The Beatles are still pioneering, over 60 years after their founding. The Thursday release of the band’s last “new” song, “Now and Then,” is blazing a new trail with the use of artificial intelligence.

Using the same technology “Lord of the Rings” auteur Peter Jackson did for the Apple TV docuseries “The Beatles: Get Back,” the group’s surviving members, Paul McCartney and Ringo Starr, were able to reunite with late bandmates John Lennon and George Harrison to finish the song that originated nearly 50 years ago.

“Now and Then” was written and sung by Lennon, who died in 1980 at the age of 40. Shortly after his death, Lennon’s widow, Yoko Ono, gave McCartney a cassette recording of the song. It was recorded in the 1970s, some time after the Beatles split up.

The song also features guitar parts recorded by Harrison in 1995, prior to his death from lung cancer in 2001. McCartney and Starr added new vocals, drums, bass, guitar and piano to the single.

On the four-minute track, Lennon sings: “I know it’s true/ It’s all because of you/ And if I make it through/ it’s all because of you.”

“There it was, John’s voice, crystal clear,” McCartney, 81, said in a statement about completing the song last year using AI. “It’s quite emotional. And we all play on it, it’s a genuine Beatles recording. In 2023, to still be working on Beatles music, and about to release a new song the public haven’t heard, I think it’s an exciting thing.”

Early reviews for the song are positive:

Variety critic Jem Aswad wrote: “So that’s the how and why; the real — unfair — question is whether the song comes close to measuring up to the Beatles or their collective solo works’ towering legacy. Of course it doesn’t, but it’s still an unexpected pleasure that marks the completion of the group’s last bit of unfinished business.”

Another hot take immediately popped up on social media:

“Absolutely incredible biblical celestial heartbreaking and heartwarming all at the same time,” Liam Gallagher wrote about the track on X, formerly known as Twitter, on release day. The former Oasis crooner said he didn’t have any hesitation about liking the new song, telling a fan: “The Beatles could s– in my handbag and I’d still hide my polo mints in there.”

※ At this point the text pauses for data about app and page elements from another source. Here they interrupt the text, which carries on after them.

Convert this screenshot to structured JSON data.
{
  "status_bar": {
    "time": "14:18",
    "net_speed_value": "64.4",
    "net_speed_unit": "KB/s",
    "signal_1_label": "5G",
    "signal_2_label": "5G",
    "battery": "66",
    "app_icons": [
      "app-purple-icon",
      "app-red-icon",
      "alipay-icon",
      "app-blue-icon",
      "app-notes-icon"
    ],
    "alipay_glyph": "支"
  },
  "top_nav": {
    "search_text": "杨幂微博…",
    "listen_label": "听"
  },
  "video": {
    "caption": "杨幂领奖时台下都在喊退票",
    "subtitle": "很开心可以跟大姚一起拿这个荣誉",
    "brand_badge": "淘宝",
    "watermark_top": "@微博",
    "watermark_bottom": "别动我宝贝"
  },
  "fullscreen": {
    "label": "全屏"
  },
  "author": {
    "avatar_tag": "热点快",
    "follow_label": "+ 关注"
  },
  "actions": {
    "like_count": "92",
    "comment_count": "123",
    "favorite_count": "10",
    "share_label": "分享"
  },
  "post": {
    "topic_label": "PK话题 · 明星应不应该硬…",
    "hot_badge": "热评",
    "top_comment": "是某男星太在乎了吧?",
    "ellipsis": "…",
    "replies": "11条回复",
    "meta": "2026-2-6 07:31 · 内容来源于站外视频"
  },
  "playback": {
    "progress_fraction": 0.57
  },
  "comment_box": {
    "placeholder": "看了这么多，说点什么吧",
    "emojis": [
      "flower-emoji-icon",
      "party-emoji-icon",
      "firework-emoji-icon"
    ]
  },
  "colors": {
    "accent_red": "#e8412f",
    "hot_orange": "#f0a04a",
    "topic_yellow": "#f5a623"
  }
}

To accompany the new/old release, a 12-minute documentary titled “Now and Then – The Last Beatles Song” premiered on the band’s YouTube channel. A music video, directed by Peter Jackson, will debut Friday.